▸ **Data records for software interfaces**

----

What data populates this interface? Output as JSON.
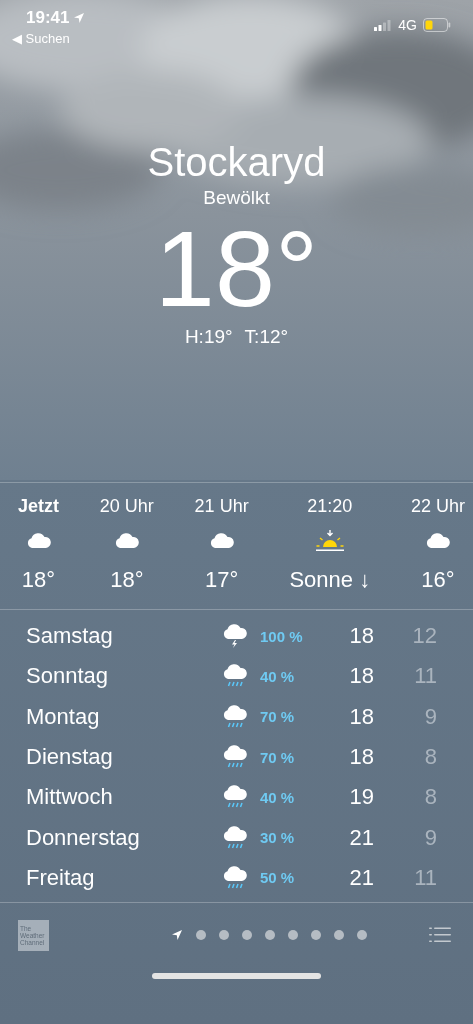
{
  "status_bar": {
    "time": "19:41",
    "back_label": "◀ Suchen",
    "network": "4G"
  },
  "location": {
    "city": "Stockaryd",
    "condition": "Bewölkt",
    "temperature": "18°",
    "high": "H:19°",
    "low": "T:12°"
  },
  "hourly": [
    {
      "label": "Jetzt",
      "now": true,
      "kind": "cloud",
      "value": "18°"
    },
    {
      "label": "20 Uhr",
      "now": false,
      "kind": "cloud",
      "value": "18°"
    },
    {
      "label": "21 Uhr",
      "now": false,
      "kind": "cloud",
      "value": "17°"
    },
    {
      "label": "21:20",
      "now": false,
      "kind": "sunset",
      "value": "Sonne ↓"
    },
    {
      "label": "22 Uhr",
      "now": false,
      "kind": "cloud",
      "value": "16°"
    }
  ],
  "daily": [
    {
      "day": "Samstag",
      "kind": "thunder",
      "chance": "100 %",
      "high": "18",
      "low": "12"
    },
    {
      "day": "Sonntag",
      "kind": "rain",
      "chance": "40 %",
      "high": "18",
      "low": "11"
    },
    {
      "day": "Montag",
      "kind": "rain",
      "chance": "70 %",
      "high": "18",
      "low": "9"
    },
    {
      "day": "Dienstag",
      "kind": "rain",
      "chance": "70 %",
      "high": "18",
      "low": "8"
    },
    {
      "day": "Mittwoch",
      "kind": "rain",
      "chance": "40 %",
      "high": "19",
      "low": "8"
    },
    {
      "day": "Donnerstag",
      "kind": "rain",
      "chance": "30 %",
      "high": "21",
      "low": "9"
    },
    {
      "day": "Freitag",
      "kind": "rain",
      "chance": "50 %",
      "high": "21",
      "low": "11"
    }
  ],
  "footer": {
    "logo_lines": [
      "The",
      "Weather",
      "Channel"
    ],
    "pages": [
      {
        "kind": "location",
        "selected": true
      },
      {
        "kind": "dot",
        "selected": false
      },
      {
        "kind": "dot",
        "selected": false
      },
      {
        "kind": "dot",
        "selected": false
      },
      {
        "kind": "dot",
        "selected": false
      },
      {
        "kind": "dot",
        "selected": false
      },
      {
        "kind": "dot",
        "selected": false
      },
      {
        "kind": "dot",
        "selected": false
      },
      {
        "kind": "dot",
        "selected": false
      }
    ]
  }
}
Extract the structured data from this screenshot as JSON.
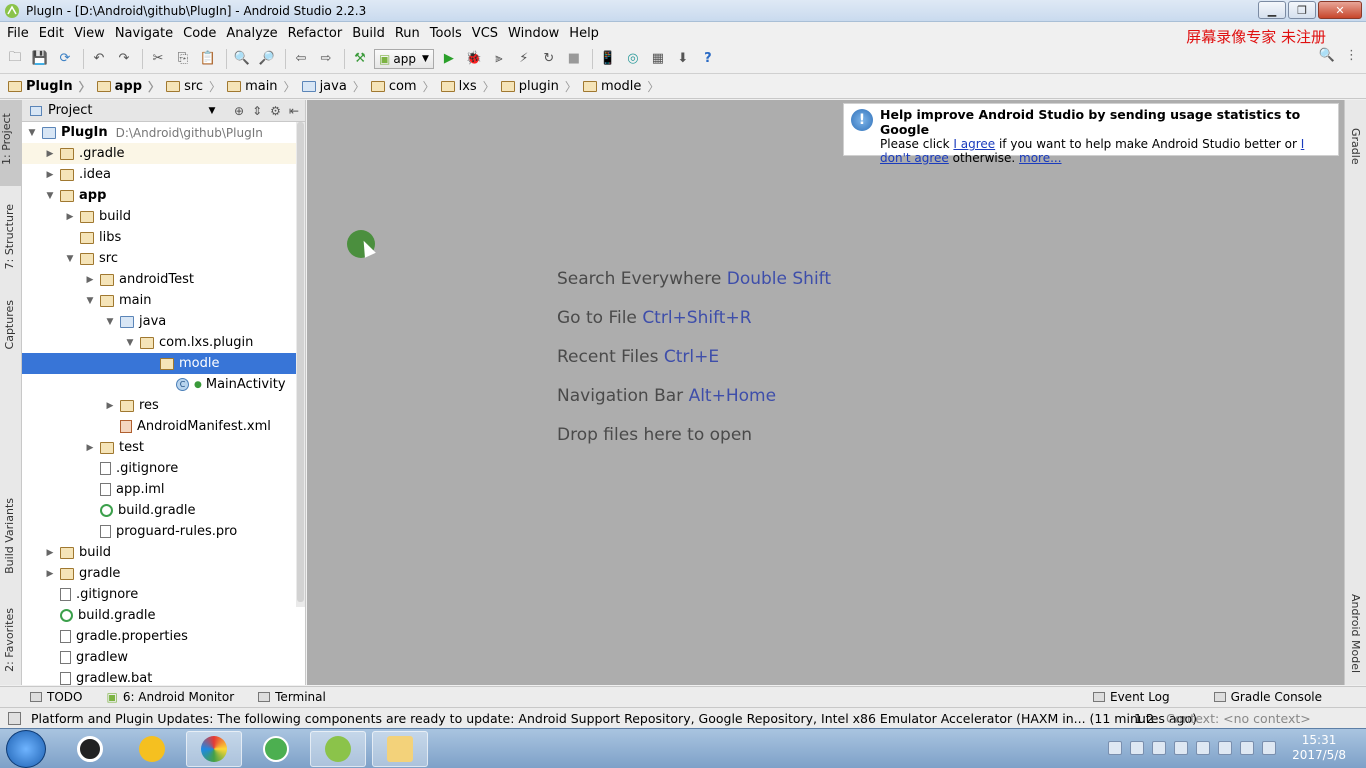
{
  "window": {
    "title": "PlugIn - [D:\\Android\\github\\PlugIn] - Android Studio 2.2.3",
    "minimize": "▁",
    "maximize": "❐",
    "close": "✕"
  },
  "watermark": "屏幕录像专家  未注册",
  "menu": [
    "File",
    "Edit",
    "View",
    "Navigate",
    "Code",
    "Analyze",
    "Refactor",
    "Build",
    "Run",
    "Tools",
    "VCS",
    "Window",
    "Help"
  ],
  "toolbar": {
    "run_config": "app",
    "help": "?"
  },
  "breadcrumb": [
    "PlugIn",
    "app",
    "src",
    "main",
    "java",
    "com",
    "lxs",
    "plugin",
    "modle"
  ],
  "left_tabs": [
    "1: Project",
    "7: Structure",
    "Captures",
    "Build Variants",
    "2: Favorites"
  ],
  "right_tabs": [
    "Gradle",
    "Android Model"
  ],
  "project_panel": {
    "title": "Project",
    "tree": [
      {
        "label": "PlugIn",
        "path": "D:\\Android\\github\\PlugIn",
        "twist": "▼"
      },
      {
        "label": ".gradle",
        "twist": "▶"
      },
      {
        "label": ".idea",
        "twist": "▶"
      },
      {
        "label": "app",
        "twist": "▼"
      },
      {
        "label": "build",
        "twist": "▶"
      },
      {
        "label": "libs",
        "twist": ""
      },
      {
        "label": "src",
        "twist": "▼"
      },
      {
        "label": "androidTest",
        "twist": "▶"
      },
      {
        "label": "main",
        "twist": "▼"
      },
      {
        "label": "java",
        "twist": "▼"
      },
      {
        "label": "com.lxs.plugin",
        "twist": "▼"
      },
      {
        "label": "modle",
        "twist": ""
      },
      {
        "label": "MainActivity",
        "twist": ""
      },
      {
        "label": "res",
        "twist": "▶"
      },
      {
        "label": "AndroidManifest.xml",
        "twist": ""
      },
      {
        "label": "test",
        "twist": "▶"
      },
      {
        "label": ".gitignore",
        "twist": ""
      },
      {
        "label": "app.iml",
        "twist": ""
      },
      {
        "label": "build.gradle",
        "twist": ""
      },
      {
        "label": "proguard-rules.pro",
        "twist": ""
      },
      {
        "label": "build",
        "twist": "▶"
      },
      {
        "label": "gradle",
        "twist": "▶"
      },
      {
        "label": ".gitignore",
        "twist": ""
      },
      {
        "label": "build.gradle",
        "twist": ""
      },
      {
        "label": "gradle.properties",
        "twist": ""
      },
      {
        "label": "gradlew",
        "twist": ""
      },
      {
        "label": "gradlew.bat",
        "twist": ""
      }
    ]
  },
  "editor": {
    "hints": [
      {
        "text": "Search Everywhere",
        "key": "Double Shift"
      },
      {
        "text": "Go to File",
        "key": "Ctrl+Shift+R"
      },
      {
        "text": "Recent Files",
        "key": "Ctrl+E"
      },
      {
        "text": "Navigation Bar",
        "key": "Alt+Home"
      },
      {
        "text": "Drop files here to open",
        "key": ""
      }
    ]
  },
  "notification": {
    "title": "Help improve Android Studio by sending usage statistics to Google",
    "line1": "Please click ",
    "agree": "I agree",
    "line2": " if you want to help make Android Studio better or ",
    "disagree": "I don't agree",
    "line3": " otherwise. ",
    "more": "more..."
  },
  "bottom_tools": {
    "todo": "TODO",
    "monitor": "6: Android Monitor",
    "terminal": "Terminal",
    "event_log": "Event Log",
    "gradle_console": "Gradle Console"
  },
  "status": {
    "message": "Platform and Plugin Updates: The following components are ready to update: Android Support Repository, Google Repository, Intel x86 Emulator Accelerator (HAXM in... (11 minutes ago)",
    "position": "1:2",
    "context": "Context: <no context>"
  },
  "taskbar": {
    "time": "15:31",
    "date": "2017/5/8"
  }
}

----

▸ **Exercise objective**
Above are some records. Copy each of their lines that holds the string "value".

▸ **Written answer**
      "value": "18°"
      "value": "18°"
      "value": "17°"
      "value": "Sonne ↓"
      "value": "16°"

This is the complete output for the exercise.